• Task item
Every record must come back exactly as given.

• App and web page records

----

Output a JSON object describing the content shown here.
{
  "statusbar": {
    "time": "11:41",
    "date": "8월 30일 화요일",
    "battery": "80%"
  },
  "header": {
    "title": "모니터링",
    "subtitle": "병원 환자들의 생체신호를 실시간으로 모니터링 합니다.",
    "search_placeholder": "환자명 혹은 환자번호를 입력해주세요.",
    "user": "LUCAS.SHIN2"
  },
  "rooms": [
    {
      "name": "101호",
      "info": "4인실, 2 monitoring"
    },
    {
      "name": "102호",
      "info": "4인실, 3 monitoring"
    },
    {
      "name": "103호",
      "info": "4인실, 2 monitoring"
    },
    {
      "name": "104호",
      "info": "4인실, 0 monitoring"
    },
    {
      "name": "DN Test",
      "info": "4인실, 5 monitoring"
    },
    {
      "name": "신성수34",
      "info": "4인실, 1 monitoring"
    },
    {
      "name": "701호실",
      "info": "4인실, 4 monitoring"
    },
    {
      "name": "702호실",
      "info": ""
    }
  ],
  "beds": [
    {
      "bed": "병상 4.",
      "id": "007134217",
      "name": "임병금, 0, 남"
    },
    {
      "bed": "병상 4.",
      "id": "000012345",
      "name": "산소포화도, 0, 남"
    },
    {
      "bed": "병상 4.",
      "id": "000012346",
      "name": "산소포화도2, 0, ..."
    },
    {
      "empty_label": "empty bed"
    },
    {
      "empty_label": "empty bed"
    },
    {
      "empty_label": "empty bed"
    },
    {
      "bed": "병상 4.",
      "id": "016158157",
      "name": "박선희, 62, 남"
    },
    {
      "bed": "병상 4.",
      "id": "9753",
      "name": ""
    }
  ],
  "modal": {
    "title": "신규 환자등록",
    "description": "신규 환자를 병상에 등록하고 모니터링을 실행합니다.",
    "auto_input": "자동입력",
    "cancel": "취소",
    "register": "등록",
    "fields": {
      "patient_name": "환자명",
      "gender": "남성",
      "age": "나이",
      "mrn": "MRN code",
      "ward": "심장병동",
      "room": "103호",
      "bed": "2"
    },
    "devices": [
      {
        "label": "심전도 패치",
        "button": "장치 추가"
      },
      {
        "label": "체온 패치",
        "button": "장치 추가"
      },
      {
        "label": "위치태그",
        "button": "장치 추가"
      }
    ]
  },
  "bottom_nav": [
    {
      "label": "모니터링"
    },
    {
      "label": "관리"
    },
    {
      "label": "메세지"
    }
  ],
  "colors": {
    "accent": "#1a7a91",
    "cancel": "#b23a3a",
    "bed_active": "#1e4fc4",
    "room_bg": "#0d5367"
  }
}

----

• Written solution
Output a JSON object describing the content shown here.
{
  "statusbar": {
    "time": "11:41",
    "date": "8월 30일 화요일",
    "battery": "80%"
  },
  "header": {
    "title": "모니터링",
    "subtitle": "병원 환자들의 생체신호를 실시간으로 모니터링 합니다.",
    "search_placeholder": "환자명 혹은 환자번호를 입력해주세요.",
    "user": "LUCAS.SHIN2"
  },
  "rooms": [
    {
      "name": "101호",
      "info": "4인실, 2 monitoring"
    },
    {
      "name": "102호",
      "info": "4인실, 3 monitoring"
    },
    {
      "name": "103호",
      "info": "4인실, 2 monitoring"
    },
    {
      "name": "104호",
      "info": "4인실, 0 monitoring"
    },
    {
      "name": "DN Test",
      "info": "4인실, 5 monitoring"
    },
    {
      "name": "신성수34",
      "info": "4인실, 1 monitoring"
    },
    {
      "name": "701호실",
      "info": "4인실, 4 monitoring"
    },
    {
      "name": "702호실",
      "info": ""
    }
  ],
  "beds": [
    {
      "bed": "병상 4.",
      "id": "007134217",
      "name": "임병금, 0, 남"
    },
    {
      "bed": "병상 4.",
      "id": "000012345",
      "name": "산소포화도, 0, 남"
    },
    {
      "bed": "병상 4.",
      "id": "000012346",
      "name": "산소포화도2, 0, ..."
    },
    {
      "empty_label": "empty bed"
    },
    {
      "empty_label": "empty bed"
    },
    {
      "empty_label": "empty bed"
    },
    {
      "bed": "병상 4.",
      "id": "016158157",
      "name": "박선희, 62, 남"
    },
    {
      "bed": "병상 4.",
      "id": "9753",
      "name": ""
    }
  ],
  "modal": {
    "title": "신규 환자등록",
    "description": "신규 환자를 병상에 등록하고 모니터링을 실행합니다.",
    "auto_input": "자동입력",
    "cancel": "취소",
    "register": "등록",
    "fields": {
      "patient_name": "환자명",
      "gender": "남성",
      "age": "나이",
      "mrn": "MRN code",
      "ward": "심장병동",
      "room": "103호",
      "bed": "2"
    },
    "devices": [
      {
        "label": "심전도 패치",
        "button": "장치 추가"
      },
      {
        "label": "체온 패치",
        "button": "장치 추가"
      },
      {
        "label": "위치태그",
        "button": "장치 추가"
      }
    ]
  },
  "bottom_nav": [
    {
      "label": "모니터링"
    },
    {
      "label": "관리"
    },
    {
      "label": "메세지"
    }
  ],
  "colors": {
    "accent": "#1a7a91",
    "cancel": "#b23a3a",
    "bed_active": "#1e4fc4",
    "room_bg": "#0d5367"
  }
}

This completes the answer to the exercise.